On April 6, 2014, key employment law changes come into force.
An increase to Employment Tribunal fees will see a re-categorisation of a number of “Type B” claims, which attract a higher fee. This is to remedy what the Government has identified as a mistake in the original legislation which categorised certain claims incorrectly as “Type A”.
Tribunals will be given the power to order that a losing employer pay a financial penalty (of between £100 and £5,000) where the case has “aggravating features”. This will apply in cases presented on or after April 6, 2014.
The introduction of this penalty sends out mixed messages. On the one hand, the Government is trying to reduce burdens on business, making it less costly for employers to be faced with Tribunal claims.
However, on the other hand, given litigation risk and the prospect of a potentially heavy fine, employers may feel that they are being put under undue pressure to settle unmeritorious claims.
There is also a lack of clarity on what will amount to “aggravating features”, which are not explained or defined in the legislation.

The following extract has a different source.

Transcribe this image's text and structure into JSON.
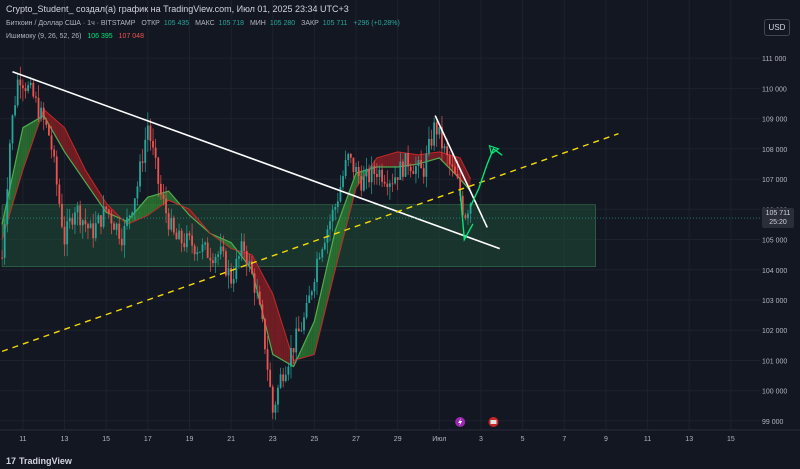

The Government has suggested that Tribunals would impose such penalties where “the breach involves unreasonable behaviour” (for example negligence or malice). However, genuine mistakes by the employer will not be penalised.
The Percentage Threshold Scheme, which currently enables employers to reclaim Statutory Sick Pay from HMRC in some circumstances, will be abolished. This will no doubt be an unwelcome change for employers.
The maximum compensatory award for unfair dismissals where the effective date of termination falls on or after April 6, 2014, will be increased to £76,574 (or 52 weeks’ gross pay, if lower).
Statutory Sick Pay will increase to £87.55 per week (the lower earnings limit will also increase to £111.00 per week).
Statutory Maternity, Paternity and Adoption Pay will increase to £138.18 per week.
The maximum weekly payment (used for calculating redundancy) will also increase to £464 per week.
The maximum civil penalty for employing adult illegal workers – who are subject to immigration control but who do not have the right to work in the UK – will increase from £10,000 to £20,000.
Statutory discrimination questionnaires will be abolished – as discussed in last month’s article.
Mandatory pre-claim ACAS conciliation will involve a four-step procedure of early conciliation through ACAS before a Tribunal claim can be commenced. Transitional provisions cover the period between April 6 and May 5, 2014, where early conciliation will be voluntary but for claims issued on or after May 6, 2014, it will be mandatory.
This is a substantial change in employment law as it has never before been mandatory for parties to Tribunal proceedings to consider conciliation. Pre-claim conciliation is part of the Government’s aims to increase the efficiency of the Tribunal service.
However, it remains to be seen whether it will have the desired effect.